    Selby Jr. grew up in hardscrabble south Brooklyn and dropped out of school at age fourteen. At age fifteen, he changed his birth certificate in order to join the Merchant Marine himself. He served through World War II, but in 1945, when he was seventeen, a shipboard doctor diagnosed Selby with tuberculosis, and he was sent home to Brooklyn.

    During a three-year period of frequent hospitalization, Selby underwent four surgeries and became addicted to morphine, but an experimental drug saved his life. While in the TB ward, however, Selby often contemplated his mortality. He knew that when he died he didn’t want to regret what he had done with his life. He also wrote a letter to the family of a victim of the disease. Later, he would say that these two things had led directly to his becoming a writer.

    Selby married his first wife, Inez, when he was twenty-five, and they had two children. While working as a typist at an insurance agency, he met someone who told him heroin was in the same family as morphine, and he began to use the drug. During this time, he also began to write and was encouraged by his friends, including the author Gil Sorrentino. Selby claimed that it was Sorrentino who taught him to write, but Sorrentino denied this.

    In his writing, Selby experimented with grammar, punctuation, spelling, language, and spacing so that his readers would “experience” the story. The brutal urban landscapes he portrayed, combined with the potent immediacy of his prose, captivated early readers. His frank descriptions of drugs, prostitution, and the rough Brooklyn streets he’d known since childhood also attracted the attention of censors, and his stories were submitted as evidence in obscenity trials focused on publishers and editors.
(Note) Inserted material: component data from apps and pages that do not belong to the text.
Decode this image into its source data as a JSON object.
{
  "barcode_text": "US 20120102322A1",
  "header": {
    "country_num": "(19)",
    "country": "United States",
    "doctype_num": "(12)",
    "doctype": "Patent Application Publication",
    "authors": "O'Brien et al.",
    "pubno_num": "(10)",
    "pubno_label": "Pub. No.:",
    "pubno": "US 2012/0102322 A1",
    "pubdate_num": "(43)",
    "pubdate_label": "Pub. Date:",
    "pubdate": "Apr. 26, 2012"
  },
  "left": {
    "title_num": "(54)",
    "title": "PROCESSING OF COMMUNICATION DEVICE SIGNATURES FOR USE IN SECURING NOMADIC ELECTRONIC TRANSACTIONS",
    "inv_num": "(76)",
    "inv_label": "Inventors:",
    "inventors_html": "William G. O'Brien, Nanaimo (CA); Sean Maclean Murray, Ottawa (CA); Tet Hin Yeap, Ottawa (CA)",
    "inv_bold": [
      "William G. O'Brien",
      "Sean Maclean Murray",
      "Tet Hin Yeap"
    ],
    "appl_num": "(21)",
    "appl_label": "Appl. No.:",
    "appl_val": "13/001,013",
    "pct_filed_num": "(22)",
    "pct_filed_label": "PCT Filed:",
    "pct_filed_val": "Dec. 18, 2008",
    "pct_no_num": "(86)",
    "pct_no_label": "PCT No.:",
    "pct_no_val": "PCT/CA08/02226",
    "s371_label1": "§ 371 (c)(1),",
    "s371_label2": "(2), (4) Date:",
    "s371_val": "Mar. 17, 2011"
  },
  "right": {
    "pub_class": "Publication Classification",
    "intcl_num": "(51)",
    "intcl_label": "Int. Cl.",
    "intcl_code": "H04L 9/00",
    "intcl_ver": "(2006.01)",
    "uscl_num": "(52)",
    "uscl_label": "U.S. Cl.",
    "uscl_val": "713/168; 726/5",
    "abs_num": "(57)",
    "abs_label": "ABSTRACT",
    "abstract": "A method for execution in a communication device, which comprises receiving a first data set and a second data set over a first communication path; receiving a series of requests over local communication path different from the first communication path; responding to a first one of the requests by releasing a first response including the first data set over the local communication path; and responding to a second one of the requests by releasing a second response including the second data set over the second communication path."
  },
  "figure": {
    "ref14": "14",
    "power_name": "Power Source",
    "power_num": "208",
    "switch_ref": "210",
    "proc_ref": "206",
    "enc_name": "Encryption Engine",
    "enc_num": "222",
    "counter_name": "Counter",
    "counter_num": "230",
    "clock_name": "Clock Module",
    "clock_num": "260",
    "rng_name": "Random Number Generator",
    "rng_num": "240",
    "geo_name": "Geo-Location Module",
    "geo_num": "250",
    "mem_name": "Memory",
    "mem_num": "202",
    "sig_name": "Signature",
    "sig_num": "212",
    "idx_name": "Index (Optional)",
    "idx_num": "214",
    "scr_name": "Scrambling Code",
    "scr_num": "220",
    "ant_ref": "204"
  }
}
    Through the support of writers such as Allen Ginsberg and LeRoi Jones, known now as Amiri Baraka, Selby found a publisher for his first novel, Last Exit to Brooklyn (1964), a series of stories fused into a single narrative. It was published to rave reviews, and Ginsberg said he hoped the book would “explode like a rusty, hellish bombshell over America, and still be eagerly read in a hundred years.” Indeed, it seemed Selby had changed the face of modern literature.

    After the success of his first novel, Selby moved to Los Angeles in an attempt to beat his addictions and start over. He kicked his heroin addiction while in jail on a possession charge, and when he was released he went directly to a bar in West Hollywood. There he met his third wife, Suzanne Schwartzman, with whom he would have two children. The couple joined Alcoholics Anonymous in 1969, and Selby began to write again, this time clean and sober. In the seventies, his reputation expanded with the release of his second and third novels, The Room (1971) and The Demon (1976). Requiem for a Dream (1978) established Selby as a poet laureate of the dark side of the American Dream.

    An established writer by the eighties, Selby began teaching younger writers at the University of Southern California. He saw Last Exit to Brooklyn made into a film in 1989, followed by Requiem for a Dream in 2000. He succumbed to lung disease in 2004, a consequence of his battle with tuberculosis in the 1940s. Selby is survived by his wife, four children, and twelve grandchildren.

  • published by